__Exercise goal__
Would you print each of the entries below precisely as given?
--- Data for processing Enclosed Below ---
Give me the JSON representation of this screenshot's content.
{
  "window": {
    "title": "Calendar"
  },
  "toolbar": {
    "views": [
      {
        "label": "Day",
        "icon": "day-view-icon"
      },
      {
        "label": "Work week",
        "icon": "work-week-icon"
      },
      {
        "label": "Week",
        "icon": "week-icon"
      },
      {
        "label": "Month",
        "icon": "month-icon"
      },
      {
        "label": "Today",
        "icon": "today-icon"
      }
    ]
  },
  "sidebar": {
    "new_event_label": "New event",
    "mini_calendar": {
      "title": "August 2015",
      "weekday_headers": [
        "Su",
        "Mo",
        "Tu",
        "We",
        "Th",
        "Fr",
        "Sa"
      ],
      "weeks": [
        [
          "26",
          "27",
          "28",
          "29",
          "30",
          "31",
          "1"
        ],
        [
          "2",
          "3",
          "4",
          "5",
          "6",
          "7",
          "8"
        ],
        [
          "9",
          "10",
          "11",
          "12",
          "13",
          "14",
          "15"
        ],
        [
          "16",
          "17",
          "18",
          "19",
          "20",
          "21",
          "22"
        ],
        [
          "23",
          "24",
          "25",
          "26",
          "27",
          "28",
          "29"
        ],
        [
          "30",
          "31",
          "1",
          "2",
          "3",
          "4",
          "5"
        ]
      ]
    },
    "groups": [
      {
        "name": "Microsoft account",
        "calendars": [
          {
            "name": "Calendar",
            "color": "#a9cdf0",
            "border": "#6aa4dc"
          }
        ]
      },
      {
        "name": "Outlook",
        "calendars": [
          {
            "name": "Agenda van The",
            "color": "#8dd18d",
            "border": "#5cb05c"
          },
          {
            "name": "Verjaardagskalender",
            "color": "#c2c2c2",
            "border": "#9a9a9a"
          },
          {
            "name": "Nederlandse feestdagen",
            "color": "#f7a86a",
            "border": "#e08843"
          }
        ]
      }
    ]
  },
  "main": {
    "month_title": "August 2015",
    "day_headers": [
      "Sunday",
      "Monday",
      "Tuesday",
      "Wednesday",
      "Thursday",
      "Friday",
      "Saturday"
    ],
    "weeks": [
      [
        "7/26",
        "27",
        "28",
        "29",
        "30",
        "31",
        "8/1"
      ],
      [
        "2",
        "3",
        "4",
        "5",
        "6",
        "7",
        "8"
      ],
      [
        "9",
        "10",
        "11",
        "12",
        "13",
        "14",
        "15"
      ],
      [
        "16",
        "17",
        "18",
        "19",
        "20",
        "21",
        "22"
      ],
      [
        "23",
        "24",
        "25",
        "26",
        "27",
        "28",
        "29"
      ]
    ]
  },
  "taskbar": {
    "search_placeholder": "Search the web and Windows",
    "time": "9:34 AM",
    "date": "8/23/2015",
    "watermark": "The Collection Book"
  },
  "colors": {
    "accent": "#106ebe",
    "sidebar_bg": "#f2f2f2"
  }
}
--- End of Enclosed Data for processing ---
__Exercise output__
Give me the JSON representation of this screenshot's content.
{
  "window": {
    "title": "Calendar"
  },
  "toolbar": {
    "views": [
      {
        "label": "Day",
        "icon": "day-view-icon"
      },
      {
        "label": "Work week",
        "icon": "work-week-icon"
      },
      {
        "label": "Week",
        "icon": "week-icon"
      },
      {
        "label": "Month",
        "icon": "month-icon"
      },
      {
        "label": "Today",
        "icon": "today-icon"
      }
    ]
  },
  "sidebar": {
    "new_event_label": "New event",
    "mini_calendar": {
      "title": "August 2015",
      "weekday_headers": [
        "Su",
        "Mo",
        "Tu",
        "We",
        "Th",
        "Fr",
        "Sa"
      ],
      "weeks": [
        [
          "26",
          "27",
          "28",
          "29",
          "30",
          "31",
          "1"
        ],
        [
          "2",
          "3",
          "4",
          "5",
          "6",
          "7",
          "8"
        ],
        [
          "9",
          "10",
          "11",
          "12",
          "13",
          "14",
          "15"
        ],
        [
          "16",
          "17",
          "18",
          "19",
          "20",
          "21",
          "22"
        ],
        [
          "23",
          "24",
          "25",
          "26",
          "27",
          "28",
          "29"
        ],
        [
          "30",
          "31",
          "1",
          "2",
          "3",
          "4",
          "5"
        ]
      ]
    },
    "groups": [
      {
        "name": "Microsoft account",
        "calendars": [
          {
            "name": "Calendar",
            "color": "#a9cdf0",
            "border": "#6aa4dc"
          }
        ]
      },
      {
        "name": "Outlook",
        "calendars": [
          {
            "name": "Agenda van The",
            "color": "#8dd18d",
            "border": "#5cb05c"
          },
          {
            "name": "Verjaardagskalender",
            "color": "#c2c2c2",
            "border": "#9a9a9a"
          },
          {
            "name": "Nederlandse feestdagen",
            "color": "#f7a86a",
            "border": "#e08843"
          }
        ]
      }
    ]
  },
  "main": {
    "month_title": "August 2015",
    "day_headers": [
      "Sunday",
      "Monday",
      "Tuesday",
      "Wednesday",
      "Thursday",
      "Friday",
      "Saturday"
    ],
    "weeks": [
      [
        "7/26",
        "27",
        "28",
        "29",
        "30",
        "31",
        "8/1"
      ],
      [
        "2",
        "3",
        "4",
        "5",
        "6",
        "7",
        "8"
      ],
      [
        "9",
        "10",
        "11",
        "12",
        "13",
        "14",
        "15"
      ],
      [
        "16",
        "17",
        "18",
        "19",
        "20",
        "21",
        "22"
      ],
      [
        "23",
        "24",
        "25",
        "26",
        "27",
        "28",
        "29"
      ]
    ]
  },
  "taskbar": {
    "search_placeholder": "Search the web and Windows",
    "time": "9:34 AM",
    "date": "8/23/2015",
    "watermark": "The Collection Book"
  },
  "colors": {
    "accent": "#106ebe",
    "sidebar_bg": "#f2f2f2"
  }
}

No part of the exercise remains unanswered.